Well, the dream is on hold – at least until South Africa 2010 – after Australia’s second-round 0-1 loss to Italy. Australia played well – in my opinion, better than Italy – but didn’t take the opportunities they created, and could have created a lot more than they did. And the last minute penalty to Italy was unfortunate, to say the least.

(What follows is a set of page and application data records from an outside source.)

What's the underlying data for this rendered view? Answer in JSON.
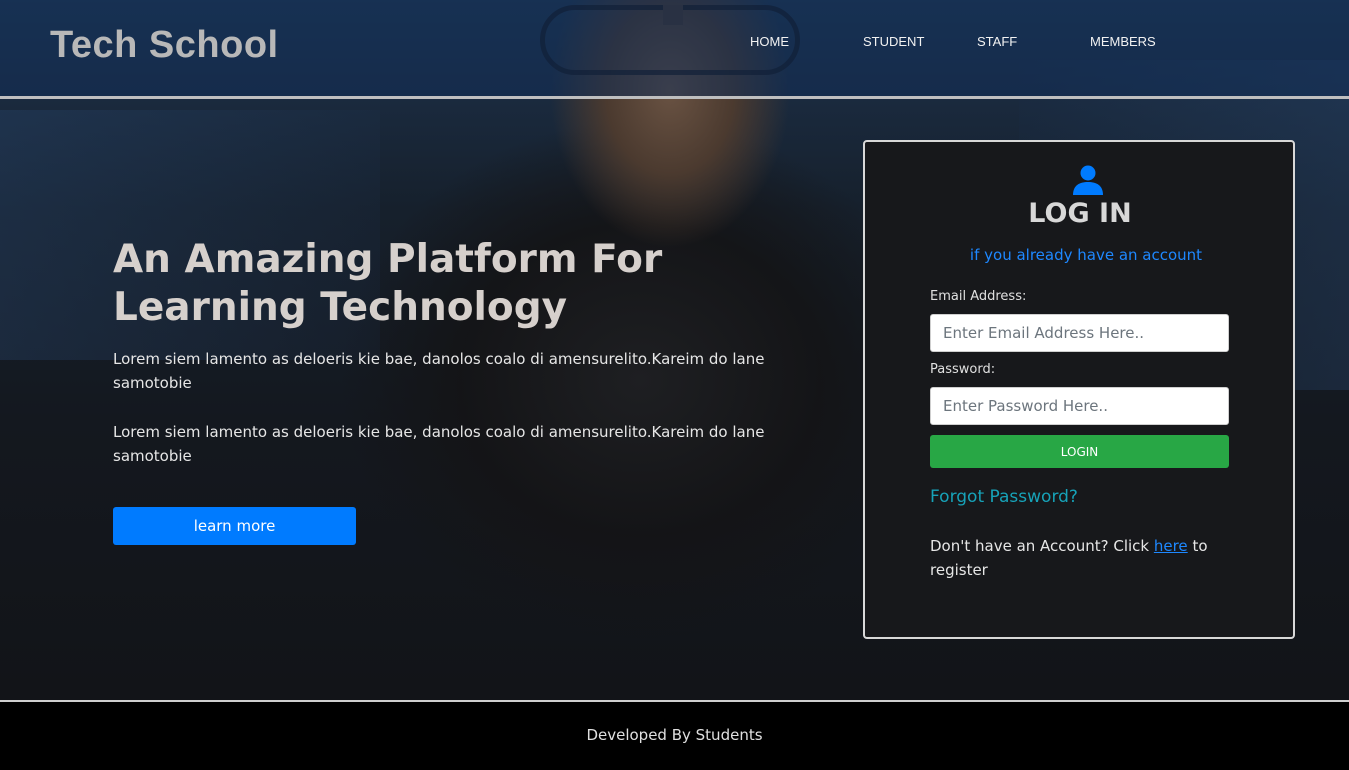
{
  "brand": {
    "title": "Tech School"
  },
  "nav": {
    "home": "HOME",
    "student": "STUDENT",
    "staff": "STAFF",
    "members": "MEMBERS"
  },
  "hero": {
    "title": "An Amazing Platform For Learning Technology",
    "paragraph1": "Lorem siem lamento as deloeris kie bae, danolos coalo di amensurelito.Kareim do lane samotobie",
    "paragraph2": "Lorem siem lamento as deloeris kie bae, danolos coalo di amensurelito.Kareim do lane samotobie",
    "button_label": "learn more"
  },
  "login": {
    "icon": "user-icon",
    "title": "LOG IN",
    "subtitle": "if you already have an account",
    "email_label": "Email Address:",
    "email_placeholder": "Enter Email Address Here..",
    "password_label": "Password:",
    "password_placeholder": "Enter Password Here..",
    "button_label": "LOGIN",
    "forgot_label": "Forgot Password?",
    "register_prefix": "Don't have an Account? Click ",
    "register_link": "here",
    "register_suffix": " to register"
  },
  "footer": {
    "text": "Developed By Students"
  },
  "colors": {
    "accent_blue": "#007bff",
    "login_green": "#28a745",
    "forgot_teal": "#17a2b8"
  }
}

That said, there were some very real weaknesses in Australia’s game, at least as far as I (someone who, mind, had only watched one full game of soccer before this year’s World Cup) could see. For a start, Australia’s game lacked fluidity. They messed around in the midfield a lot, passing the ball to and fro without going forward. This allowed Italy to flood players into defence. It seems to me that you’re not going to score many goals with 8-9 of the top Italian players in the penalty zone. On the few occasions that Australia did try to move forward quickly the kicks were inaccurate or Australia’s forwards were already well outnumbered. Secondly, when Australia did make a shot it was either wide, high, or straight down the keeper’s throat. The Italian keeper had to do very little to keep Australia scoreless.
Meanwhile, Italy charged forward quickly on their counter-attacks and made it difficult for Mark Schwarzer, who did quite well to keep everything until the penalty out. And there was just about nothing that anyone could have done about that. Lucas Neill was also impressive in defence, and was unlucky to have the penalty called against him in the game’s last seconds. The Wikipedia page on Neill currently points out “In the final minute of the final game on June 26th, a controversial penalty was awarded against Neill, allowing Francesco Totti to score to give the Italians a 1-0 victory, knocking Australia out of the cup. This all being an unlikely, unfortunate decision against one of the most impressive defenders of the tournament.” Precisely how non-partisan the person who posted this was is unclear at the moment. Indeed, I checked the history on the Wikipedia page, the IP address of the person adding the last sentence there was an Aussie (I bet you were surprised by that one!)
Of course, I don’t even qualify to be an armchair expert at this stage.
Soccer is a fascinating game. A few more referees would be nice. Indeed, given the somewhat astounding collection of cards given out by the referee in the Netherlands-Portugal game (almost enough to make up a deck), it may be useful just in controlling the players.
There’s no doubt, there’s already been two winners of this world cup. Australian soccer has just received an enormous boost. To take the attention off the ongoing AFL season (even in Melbourne) and Rugby League (in the middle of the State of Origin series, no less!) for several weeks is an impressive effort. I doubt that the rest of the tournament will be forgotten, either. Plus, $10 million in prize money is always nice.
The other winner is SBS (the government-funded televison station, standing for Special Broadcast Service) – whose purpose is to “to provide multilingual and multicultural radio and television services that inform, educate and entertain all Australians and, in doing so, reflect Australia’s multicultural society”. In other words, they show stuff like Inspector Rex (the Austrian crime-solving dog). However, SBS televised the World Cup, largely because none of the other stations realised when such things were being decided that Australia would qualify and that Australians would become obsessed with it. As such, SBS for the last few weeks have been getting higher ratings for showing the world cup games live (in the wee hours of the morning) – the Australia-Italy game started at 1am this morning – then it probably ever achieved in prime time, and indeed being competitive with the major station’s prime-time offerings! The other stations clearly had more important things to televise at that hour.
Actually, they more just contented themselves with their usual bad movies, lawn bowls championships and (during prime-time) farces such as The Footy Show Live From Berlin, where some of their rugby league, rugby and AFL commentators got together for some Lowest Common Denominator “humour” about the world cup. Let’s all just point and laugh. Meanwhile, SBS has been focusing entirely on soccer for – I calculated, in one extreme example, up to 16 hours per day.
SBS also televised the 2005 Ashes test cricket series.